Spriva (tiotropium bromide) asthma treatment features a gentle bear hugging a man throughout his day. It includes a clip of the man playing miniature golf where you see a supersized honeycomb.

Abilify (aripiprazole) anti-depressant treatment has targeted children through a variety of cartoon like characters including the letter “A.” The “A” character resembles an afternoon special or a Sesame Street Character.

How is the intentional marketing of pharmaceutical products any different than the previously banned tobacco or alcohol ads that targeted children? Do you remember the Joe Camel ad for Camel cigarettes, a product of the R.J. Reynolds Tobacco Company? “Do adults really need cartoons to understand what a drug can do? Or is there a more sinister plot afoot?”

The pharmaceutical companies appear to be mimicking the past marketing strategies of big tobacco and the liquor industries. For many generations, youth and children of all ages were indirectly and directly marketed to. The Federal Trade Commission was “…successful in appealing to many children and adolescents under 18, induced many young people to begin smoking or to continue smoking cigarettes and as a result caused significant injury to their health and safety… the percentage of kids who smoked Camels became larger than the percentage of adults who smoked Camels.”

Advertisements are not isolated to pharmaceutical companies, but have spread throughout a variety of school related products. According to an article in the American Academy of Pediatrics, “Ads are now appearing on school buses, in gymnasiums, on book covers, and even in bathroom stalls. More than 200 school districts nationwide have signed exclusive contracts with soft drink companies. These agreements specify the number and placement of soda-vending machines, which is ironic given that schools risk losing federal subsidies for their free breakfast and lunch programs if they serve soda in their cafeterias. In addition, there are more than 4500 Pizza Hut chains and 3000 Taco Bell chains in school cafeterias around the country.”

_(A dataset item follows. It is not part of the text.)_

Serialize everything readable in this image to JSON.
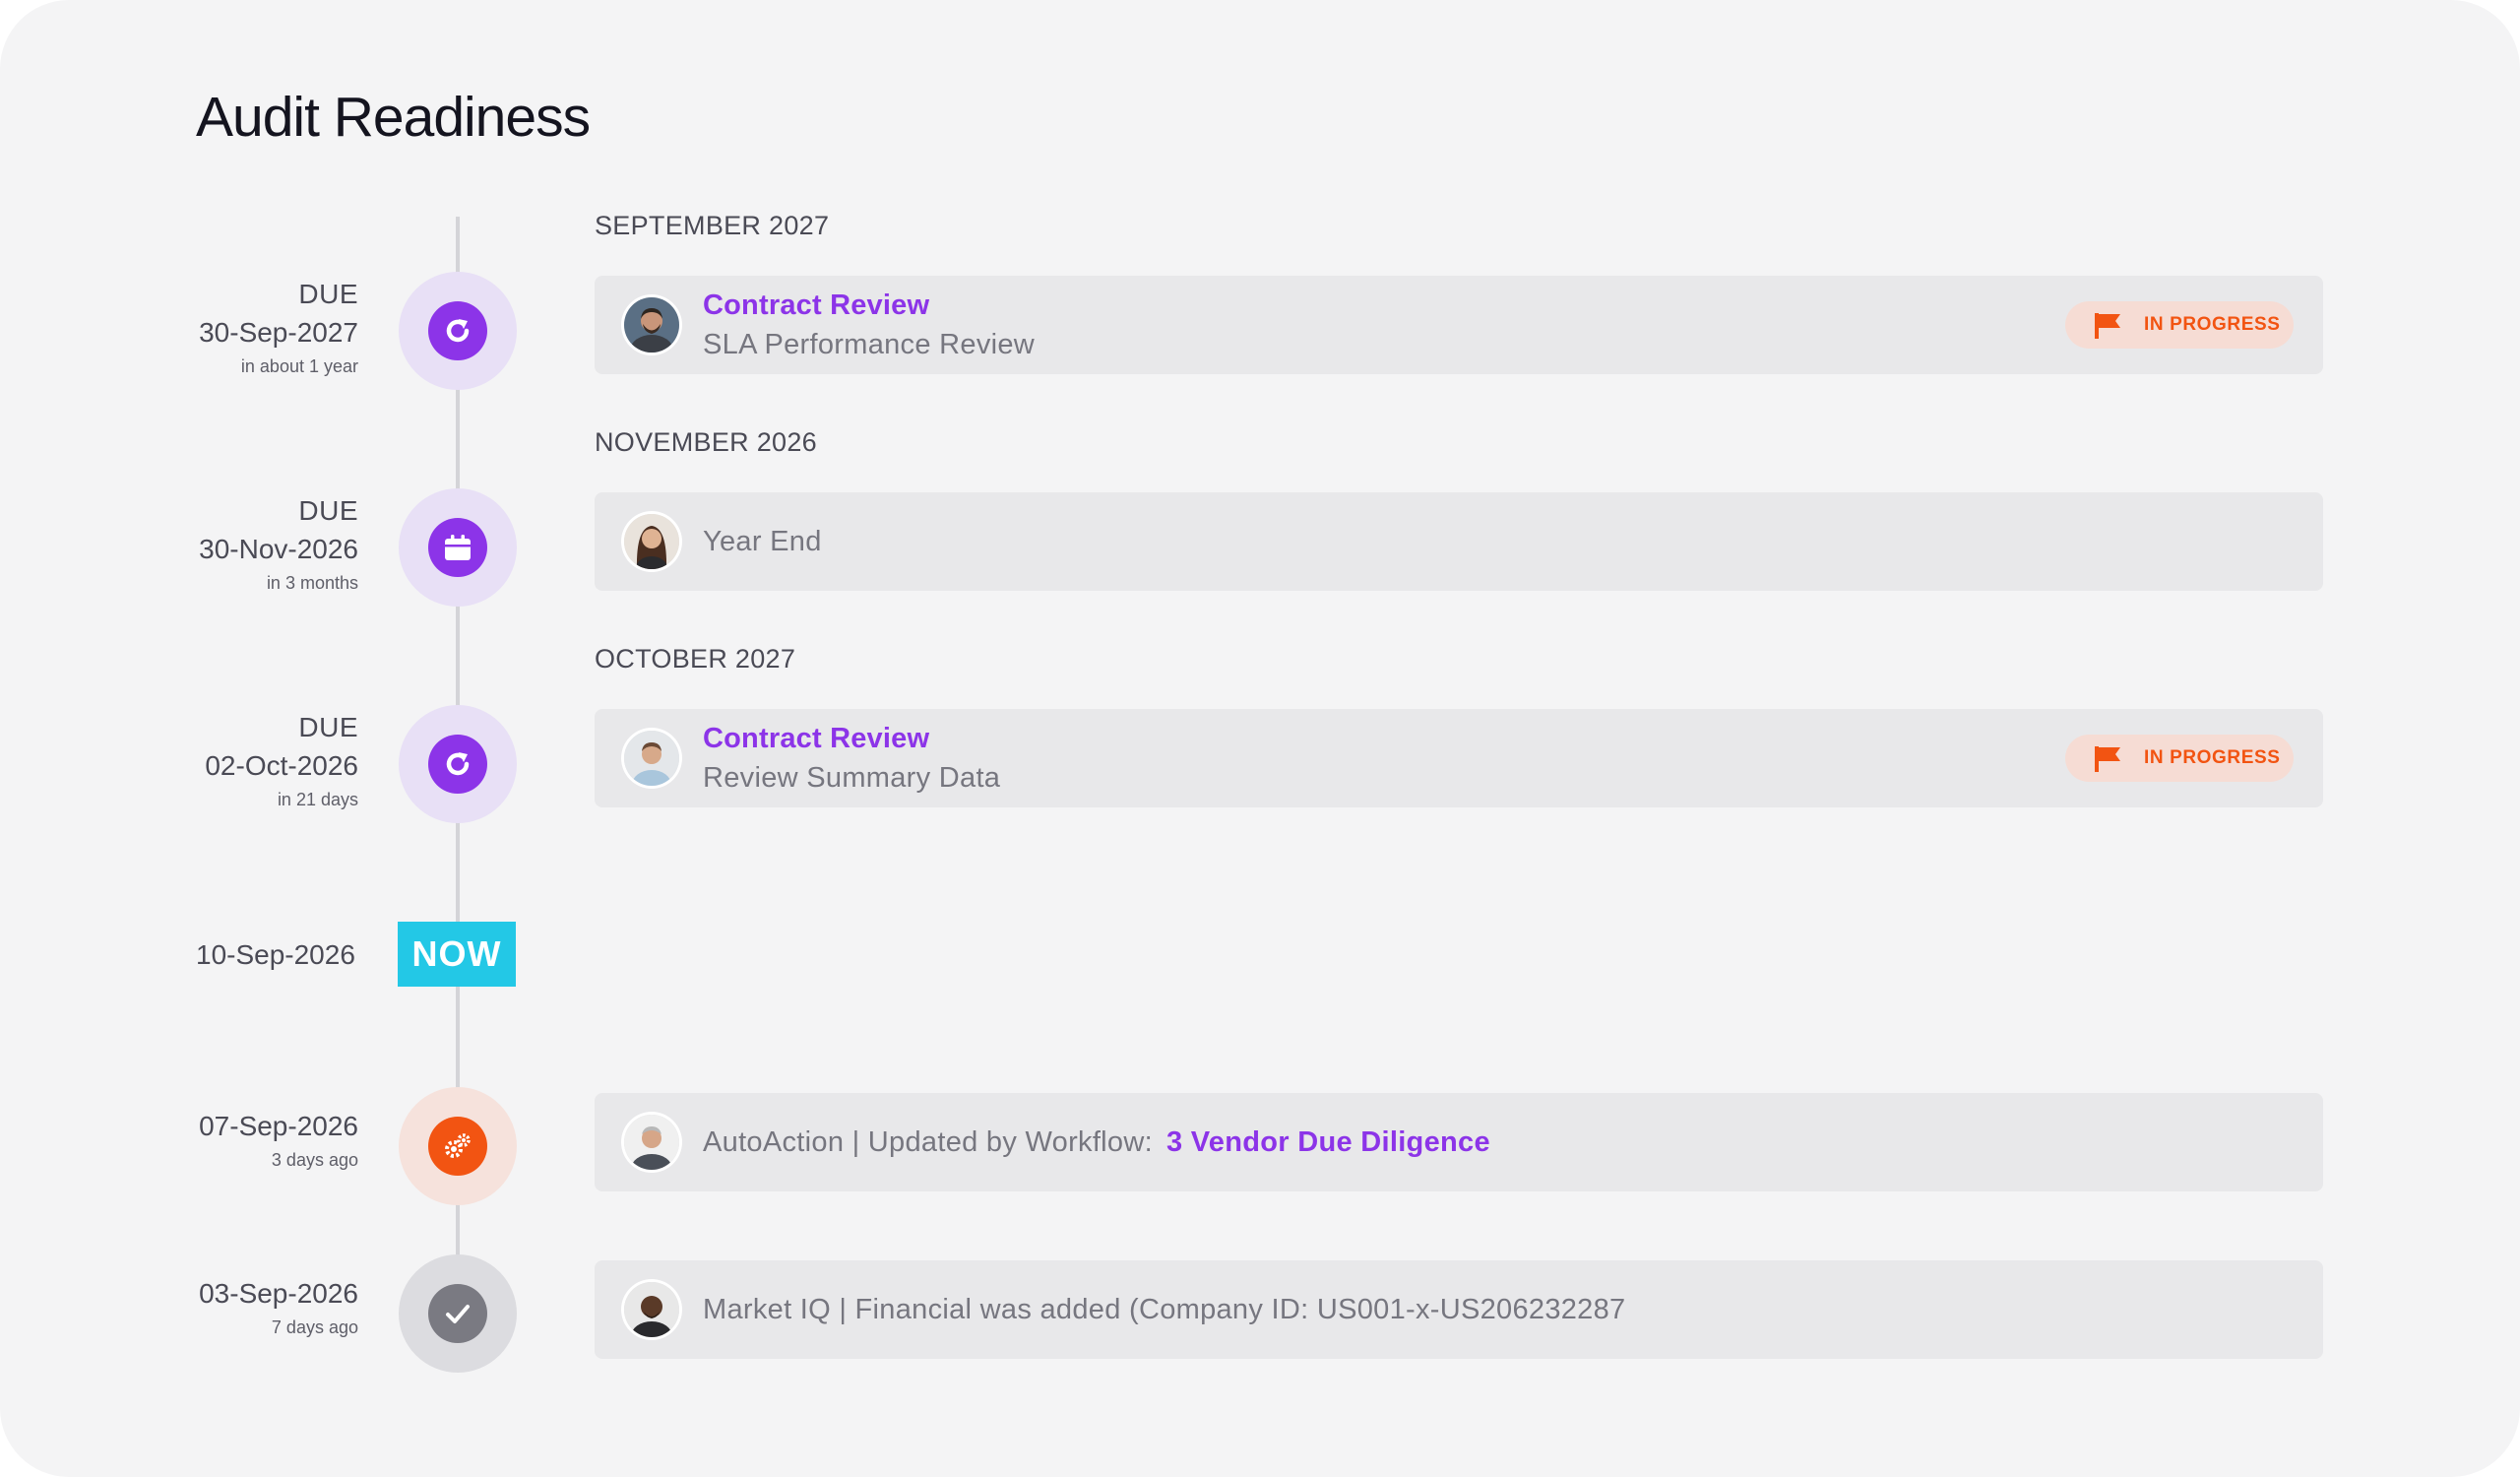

Pharmaceutical companies are big business and like any big business they have no place in academia. There are reports that pharmaceutical companies are not only directly and indirectly marketing to children, but are now directly influencing academia. In fact, while there are a number of reasons and rationales behind the pharmaceutical developed worksheets, instructional manuals, and coloring books; the truth is, these large corporations are directly advertising to our children by placing logos and advertisements on the materials. Why does this matter? “By first grade, most American children have learned 200 logos, and research shows they are much more likely to stick with those brands throughout their lifetime. That’s why companies are eager to expose their logos to as many youngsters as possible, stamping corporate logos all over children’s toys and hanging their banners at children’s events like the circus or ice-skating programs.”

While I am hopeful that the intentions of the pharmaceutical companies is altruistic in respect to academia; I am deeply concerned by their logos being plastered all over my children’s materials.

Are we conditioning our children to be addicts? Should medication have an attractive smell, odor or taste? What is the probability of a child becoming more enticed by medications when they are attractive?

“Making children’s medicines tasty makes the experience of being sick less stressful for kids, and helps doctors and parents get kids to take them peacefully. But there is also the danger, if they are too tasty, that kids will consume them in secret, and overdose.” When medications provide a state of euphoria, it creates a relationship between medication and happiness. The realization that the medications are drugs is lost in the taste.

Are we allowing the alteration of medications to create a subtle appeal to the unconscious and conscious minds of our children? The alteration of medications and vitamins create a longstanding appeal for children. While pharmaceuticals have their place, we must refrain from allowing them to become an intricate part of our children’s lives.

Dr. Asa Don Brown, Ph.D., C.C.C., D.N.C.C.M., F.A.A.E.T.S. Website:
References Provided Upon Request